[i] Tim Hindle, “Idea: Planned Obsolescence,” The Economist, March 23, 2009, http://www.economist.com/node/13354332
[ii] Catherine Rampell, “Planned Obsolescence, as Myth or Reality,” The New York Times, October, 31, 2013, http://economix.blogs.nytimes.com/2013/10/31/planned-obsolescence-as-myth-or-reality/?_r=0
[iii] “Apple, Inc,” LexisNexis® Corporate Affiliations™. April 27, 2015. Date Accessed: 2015/05/11. www.lexisnexis.com/hottopics/lnacademic.
[iv] “How green is your Apple?” The Economist, August 25, 2006
[v] “Apple Recycles Responsibly,” Apple, Inc, https://www.apple.com/recycling/includes/recycles-responsibly.html
[vi] Jeff Bertolucci, “How green is Apple: Where does the e-waste go?” Macworld, April 21, 2009, http://www.macworld.com/article/1140122/greenapple3.html
[vii] “Apple’s Takeback Program,” Electronics TakeBack Coalition, http://www.electronicstakeback.com/how-to-recycle-electronics/manufacturer-takeback-programs/apples-takeback-program/
[viii] John Biggs, “Apple Is Creating An E-Waste Problem,” August 14, 2012, http://techcrunch.com/2012/08/14/apple-is-creating-an-e-waste-problem/
 Tim Hindle, “Idea: Planned Obsolescence,” The Economist, March 23, 2009, http://www.economist.com/node/13354332
 Catherine Rampell, “Planned Obsolescence, as Myth or Reality,” The New York Times, October, 31, 2013, http://economix.blogs.nytimes.com/2013/10/31/planned-obsolescence-as-myth-or-reality/?_r=0
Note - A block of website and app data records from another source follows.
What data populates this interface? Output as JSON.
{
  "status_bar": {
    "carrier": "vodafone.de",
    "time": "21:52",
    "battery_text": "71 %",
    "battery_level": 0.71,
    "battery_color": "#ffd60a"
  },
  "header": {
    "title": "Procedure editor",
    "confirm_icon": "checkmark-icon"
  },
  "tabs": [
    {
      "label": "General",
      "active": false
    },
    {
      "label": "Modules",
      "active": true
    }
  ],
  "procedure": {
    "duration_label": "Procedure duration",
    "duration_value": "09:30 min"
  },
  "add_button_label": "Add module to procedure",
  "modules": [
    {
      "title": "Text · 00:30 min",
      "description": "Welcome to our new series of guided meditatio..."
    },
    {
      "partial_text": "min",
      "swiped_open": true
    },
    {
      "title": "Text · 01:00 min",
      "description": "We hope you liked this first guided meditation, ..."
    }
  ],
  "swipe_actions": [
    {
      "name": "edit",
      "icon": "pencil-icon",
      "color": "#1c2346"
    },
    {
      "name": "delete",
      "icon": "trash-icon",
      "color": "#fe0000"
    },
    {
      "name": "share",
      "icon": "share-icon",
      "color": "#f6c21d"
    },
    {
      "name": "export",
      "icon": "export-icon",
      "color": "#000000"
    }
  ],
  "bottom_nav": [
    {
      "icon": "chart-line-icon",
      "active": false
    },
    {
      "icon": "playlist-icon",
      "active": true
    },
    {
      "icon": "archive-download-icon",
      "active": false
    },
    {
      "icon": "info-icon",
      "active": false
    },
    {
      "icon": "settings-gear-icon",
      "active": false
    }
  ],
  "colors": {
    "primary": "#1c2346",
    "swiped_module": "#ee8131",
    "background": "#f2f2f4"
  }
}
 “Apple, Inc,” LexisNexis® Corporate Affiliations™. April 27, 2015. Date Accessed: 2015/05/11. www.lexisnexis.com/hottopics/lnacademic.
 “How green is your Apple?” The Economist, August 25, 2006
 “Apple Recycles Responsibly,” Apple, Inc, https://www.apple.com/recycling/includes/recycles-responsibly.html
 Jeff Bertolucci, “How green is Apple: Where does the e-waste go?” Macworld, April 21, 2009, http://www.macworld.com/article/1140122/greenapple3.html
 “Apple’s Takeback Program,” Electronics TakeBack Coalition, http://www.electronicstakeback.com/how-to-recycle-electronics/manufacturer-takeback-programs/apples-takeback-program/
 John Biggs, “Apple Is Creating An E-Waste Problem,” August 14, 2012, http://techcrunch.com/2012/08/14/apple-is-creating-an-e-waste-problem/